A had 77 values,
B had 77 values
C had 75 !
Not only was there no text in 2 of the blanks in column C, there was also NO text or even any CSS.
We only identified this as an issue after running the code – visually the page looked consistent, alas the last part of column “C” becomes out of sequence with the data in colmumn A and B which are both correct.
Go back and check if column “C” has a value at the same top px value as Column “B”. If no value then insert an “x” or spacer into Column C at that top px value.
This will need to be rewritten using dictionaries, and create one dictionary per ROW rather than my initial idea of 1 list per column and zipping them!
special thanks to “code monkey king” for the idea/challenge!
The task was to scrape over 50,000 records from a website and be gentle on the site being scraped. A Raspberry Pi Zero was chosen to do this as speed was not a significant issue, and in fact, being slower makes it ideal for web scraping when you want to be kind to the site you are scraping and not request resources too quickly. This article describes using Scrapy, but BeautifulSoup or Requests would work in the same way.
The main considerations were:
Could it run Scrapy without issue?
Could it run with a VPN connection?
Would it be able to store the results?
So a quick, short test proved that it could collect approx 50,000 records per day which meant it was entirely suitable.
I wanted a VPN tunnel from the Pi Zero to my VPN provider. This was an unknown, because I had only previously run it on a Windows PC with a GUI. Now I was attempting to run it from a headless Raspberry Pi!
This took approx 15 mins to set up. Surprisingly easy.
The only remaining challenges were:
run the spider without having to leave my PC on as well (closing PuTTy in Windows would have terminated the process on the Pi) – That’s where nohup came in handy.

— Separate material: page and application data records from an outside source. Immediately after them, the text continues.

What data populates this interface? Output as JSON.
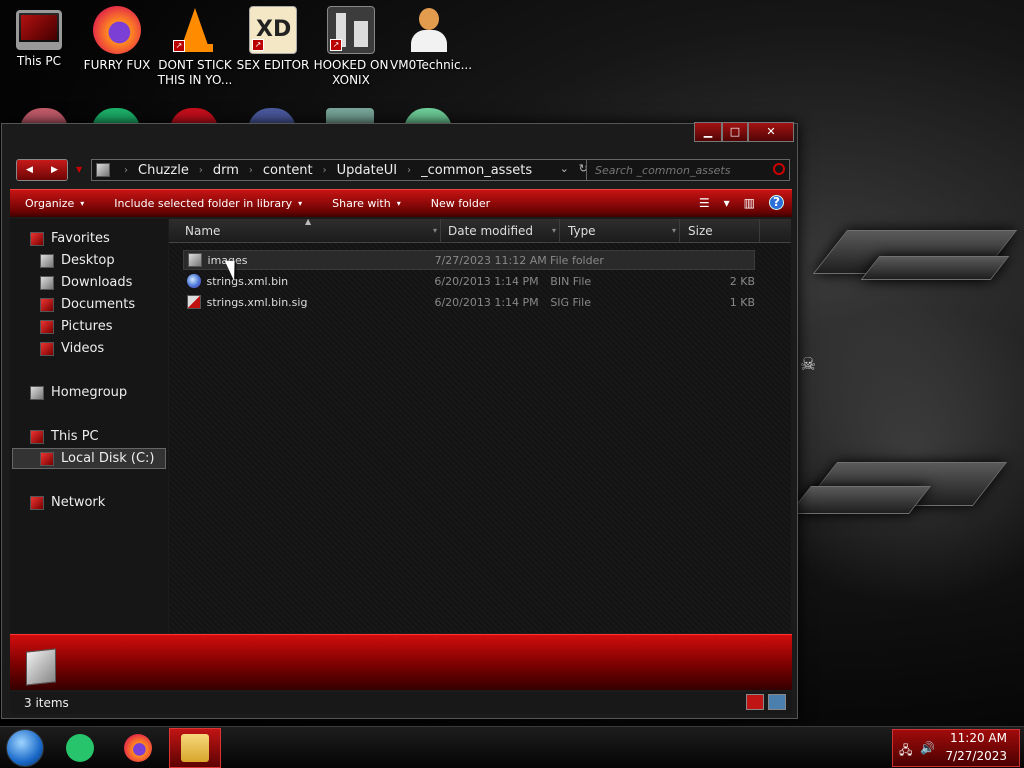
{
  "desktop": {
    "icons": [
      {
        "label": "This PC",
        "icon": "monitor-icon"
      },
      {
        "label": "FURRY FUX",
        "icon": "firefox-icon"
      },
      {
        "label": "DONT STICK THIS IN YO...",
        "icon": "vlc-cone-icon"
      },
      {
        "label": "SEX EDITOR",
        "icon": "hex-editor-icon"
      },
      {
        "label": "HOOKED ON XONIX",
        "icon": "xonix-game-icon"
      },
      {
        "label": "VM0Technic...",
        "icon": "doctor-avatar-icon"
      }
    ],
    "colors": {
      "accent": "#c01414",
      "background": "#000000"
    }
  },
  "window": {
    "controls": {
      "minimize": "▁",
      "maximize": "□",
      "close": "✕"
    },
    "nav": {
      "back": "◀",
      "forward": "▶",
      "recent": "▼"
    },
    "breadcrumb": [
      "Chuzzle",
      "drm",
      "content",
      "UpdateUI",
      "_common_assets"
    ],
    "address_dropdown": "⌄",
    "refresh": "↻",
    "search": {
      "placeholder": "Search _common_assets"
    },
    "toolbar": {
      "organize": "Organize",
      "include_library": "Include selected folder in library",
      "share_with": "Share with",
      "new_folder": "New folder",
      "dropdown_arrow": "▾"
    },
    "navpane": {
      "favorites": "Favorites",
      "desktop": "Desktop",
      "downloads": "Downloads",
      "documents": "Documents",
      "pictures": "Pictures",
      "videos": "Videos",
      "homegroup": "Homegroup",
      "this_pc": "This PC",
      "local_disk": "Local Disk (C:)",
      "network": "Network"
    },
    "columns": {
      "name": "Name",
      "date": "Date modified",
      "type": "Type",
      "size": "Size",
      "sort_arrow": "▲",
      "col_dropdown": "▾"
    },
    "files": [
      {
        "name": "images",
        "date": "7/27/2023 11:12 AM",
        "type": "File folder",
        "size": "",
        "icon": "folder-icon"
      },
      {
        "name": "strings.xml.bin",
        "date": "6/20/2013 1:14 PM",
        "type": "BIN File",
        "size": "2 KB",
        "icon": "bin-file-icon"
      },
      {
        "name": "strings.xml.bin.sig",
        "date": "6/20/2013 1:14 PM",
        "type": "SIG File",
        "size": "1 KB",
        "icon": "sig-file-icon"
      }
    ],
    "status": {
      "item_count": "3 items"
    }
  },
  "taskbar": {
    "apps": [
      {
        "name": "Chat app",
        "icon": "chat-icon"
      },
      {
        "name": "Firefox",
        "icon": "firefox-icon"
      },
      {
        "name": "File Explorer",
        "icon": "file-explorer-icon",
        "active": true
      }
    ],
    "tray": {
      "network": "🖧",
      "volume": "🔊"
    },
    "clock": {
      "time": "11:20 AM",
      "date": "7/27/2023"
    }
  }
}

Transfer the output back to a PC (running Ubuntu – inside a VM ) – this is where rsync was handy. (SCP could also have been used)